In my former days as a lawyer, I worked long hours. There was one month in which I worked every day except one – because it was a national holiday.
One day, I checked my email and found that my dear friend, Cynthia, who also worked at the law firm with me, had gone into my office and responded to an email from Dear Husband for me, with this message:
That was in 1997.
So, you can see that I’ve always been a fan of recycling and repurposing.
When Hickory Hardware and PPG The Voice of Color asked me to participate in their IKEA Rast Hack contest, I knew immediately what I’d want to hack that dresser into: a trash and recycling center.
Here’s how I turned the IKEA Rast into a trash and recycling center:
IKEA Rast dresser
Two 1×2 or similar pieces of wood.
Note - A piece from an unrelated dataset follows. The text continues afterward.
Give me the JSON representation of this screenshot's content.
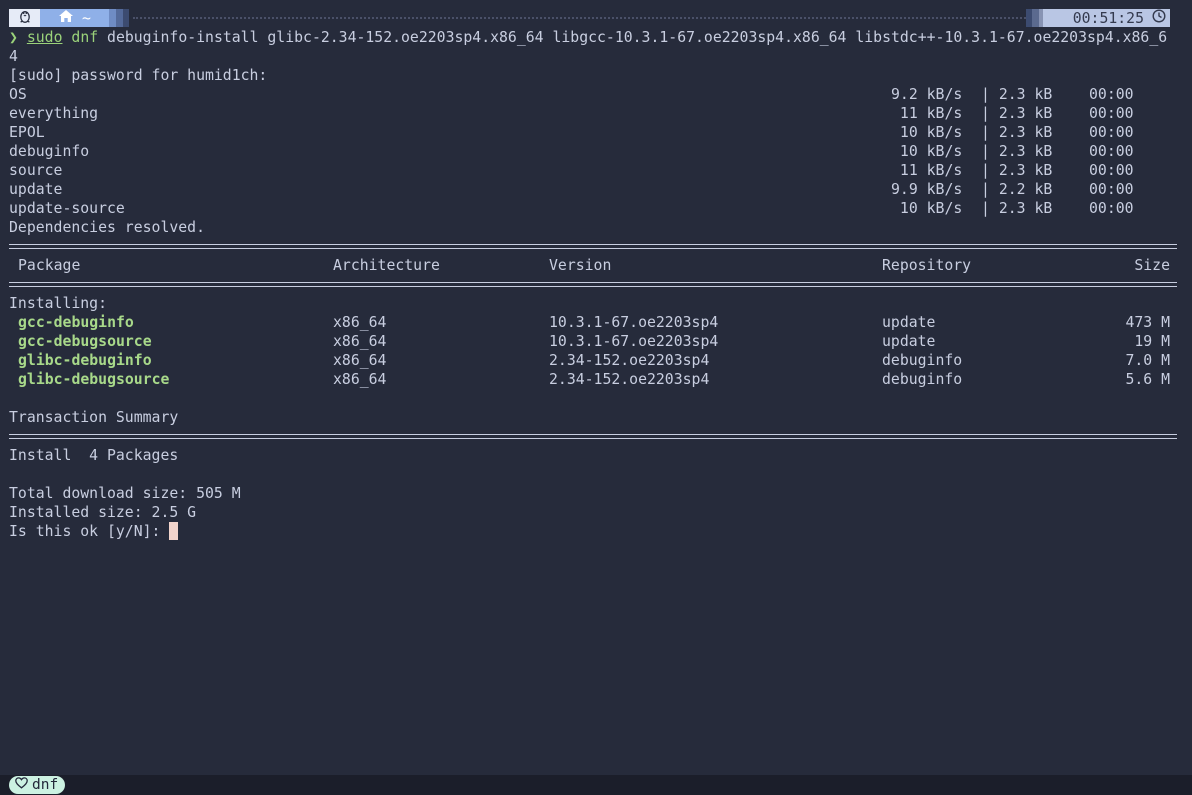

I used scrap wood for this. They need to be cut to 11 3/4 in. long.
Drawer hardware: I used two of Hickory Hardware’s 13-in. Zephyr Oil-Rubbed Bronze Appliance Pull.
Two 10-inch wide trash bins
PPG-The Voice of Color Seal Grip Primer:
If you are painting your Rast a color, have the paint folks tint the primer one shade lighter than your paint color. That makes painting easier (fewer coats needed – yay!).
PPG-The Voice of Color paint: Speedhide latex paint in semi-gloss, in “Stepping Stone.”
Here’s how I built my IKEA Rast hack trash and recycling center:
First, start putting together the Rast according to the instructions enclosed with it. When the instructions tell you to attach the middle support piece of wood, stop here. We’re going to change this.
Rather than attach the support piece flat horizontally as the instructions note, I attached it horizontally but upright across the back. This change will allow the drawer you are going to build to slide into the dresser without hitting the support.
Here’s what it looks like:
To do this, you have to measure the spacing between the holes that IKEA provided, then, using the hole provided by the back edge, measure where to drill new holes for the support in its new position.
You’re just transposing the holes from vertical position to horizontal, if that makes sense.
Drill the hole for the dowel first, being careful not to drill all the way through the side of the dresser. (Tip: mark the depth of the hole on your drill bit with painter’s tape, so you don’t drill any deeper than needed.)
Then drill the hole between the two dowel holes for the screw that will be used. That hole should go all the way through the wood.
Once you drill the holes in the new position (vertically positioned, rather than horizontally as already provided by IKEA), then insert the dowels and put the support in place. Then build the rest of the frame, attaching the newly positioned support with the screw provided in the hole you drilled.
OK, time to build the drawer. What I am doing here is building two drawers and attaching them together to make them into one big, deep drawer for the bins. Make sense? M’kay. Here’s what I did.
First, put together the first drawer according to the official IKEA instructions. Next, put together the second drawer, but WITHOUT the bottom of it. Make it an open-bottomed drawer. Got it?
Next, attach the two 1×2 pieces, cut to size, to the front of the bottom drawer, like this:
Use wood screws to attach the supports (I used 1/2-inch screws for the wood scraps I used) to the front of the bottom drawer.
Next, position the bottomless drawer you built next to the bottom drawer with the supports – so that, if you stood it up, one would be on top of the other. Position it so that the supports are flush against the back of the front of the bottomless drawer, and push the drawer fronts together so there is no gap between them.
Screw the supports into the back of the drawer front.
You should now have one big drawer!
You don’t need supports on the back side of the drawer because the drawer is going to fit into the rails on the sides of the dresser. Those rails will support the back of the drawer.
I decided to just use one handle pull for the big drawer. I had to drill new holes for the pull to fit, and I filled the other drawer holes with wood filler.
Next, I primed and painted everything. In retrospect, I have to admit that I would have primed and painted all the pieces first, then put the Rast together, but hindsight is 20/20, as they say.
The primer does a nice job of sealing the wood and covering up the knots.
I used PPG Speedhide latex semi-gloss paint; the color is called “Stepping Stone.” After one coat of primer and two coats of paint, I attached the hardware.
I used one handle for the handle for the drawer and one as a dispenser for trash bags. The shelf above the drawer is actually the third drawer front I didn’t use, resting on the rails for the drawer that should be there. It’s the perfect storage spot for extra trash bags.
This trash and recycling center would be great in a home office or craft area!
I made this hack as part of a contest hosted by Hickory Hardware and PPG The Voice of Color. (Voting is now closed.)
Big thanks to Jimmy at PPG Architectural Coatings on Marietta St. in Atlanta, who made paint and primer magic happen; to PPG – The Voice of Color for the paint and primer; and to Hickory Hardware for providing the pulls and Rast to hack.